This week Bill and I have traveled to Germany for the Dagstuhl Seminar on Algebraic and Combinatorial Methods in Computational Complexity. Plenty of newly minted Nobel laureates here, winners of the Peace Prize last Friday. But this post celebrates today's winners of the Economics Prize, Al Roth and Lloyd Shapley for their work in matching theory that has made a difference in the real world.
In 1962, Shapley and David Gale created the first algorithm that finds stable marriages. David Gale would surely have shared this award had he not passed away in 2008. Nicole Immorlica's guest obit of Gale nicely describes this work and its applications including matching medical students with residencies.

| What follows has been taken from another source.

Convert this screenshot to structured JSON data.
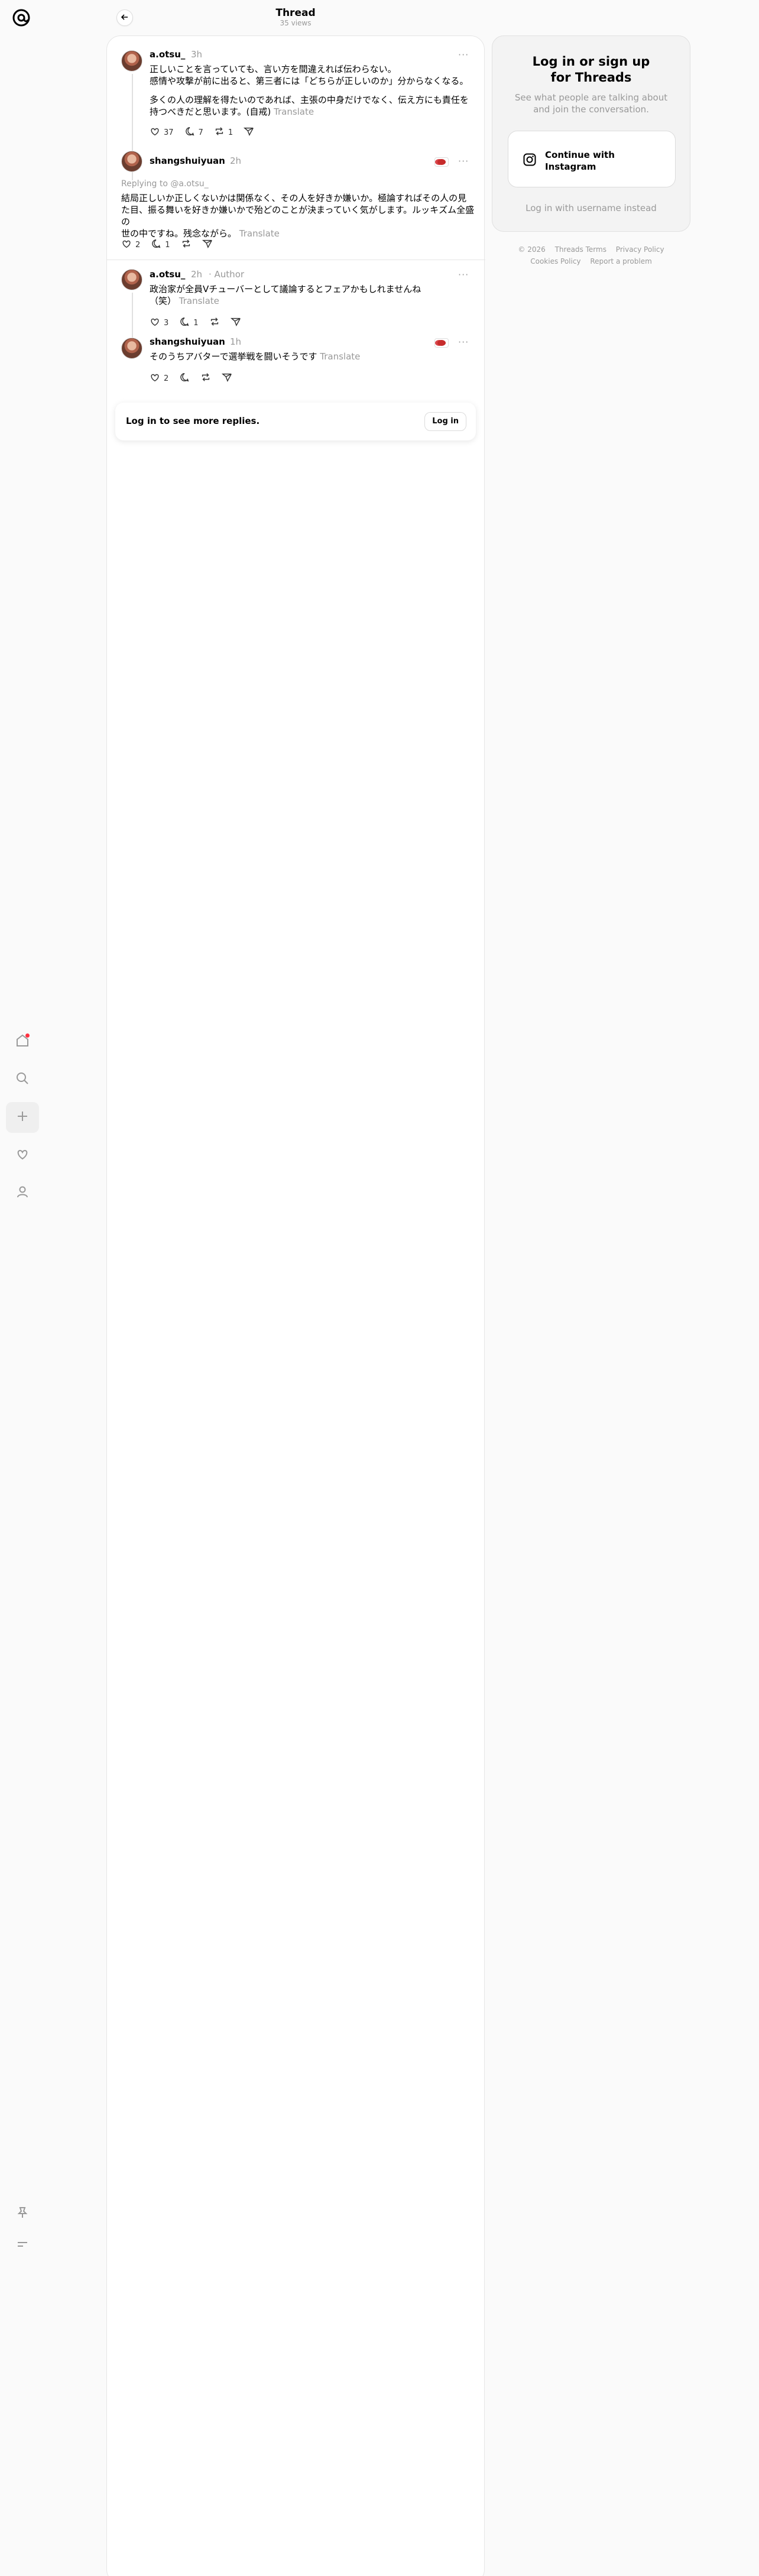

Al Roth uses matching algorithms for a variety of projects, most notably creating large scale kidney exchanges, saving lives with algorithmic mechanism design. Doesn't get cooler than that.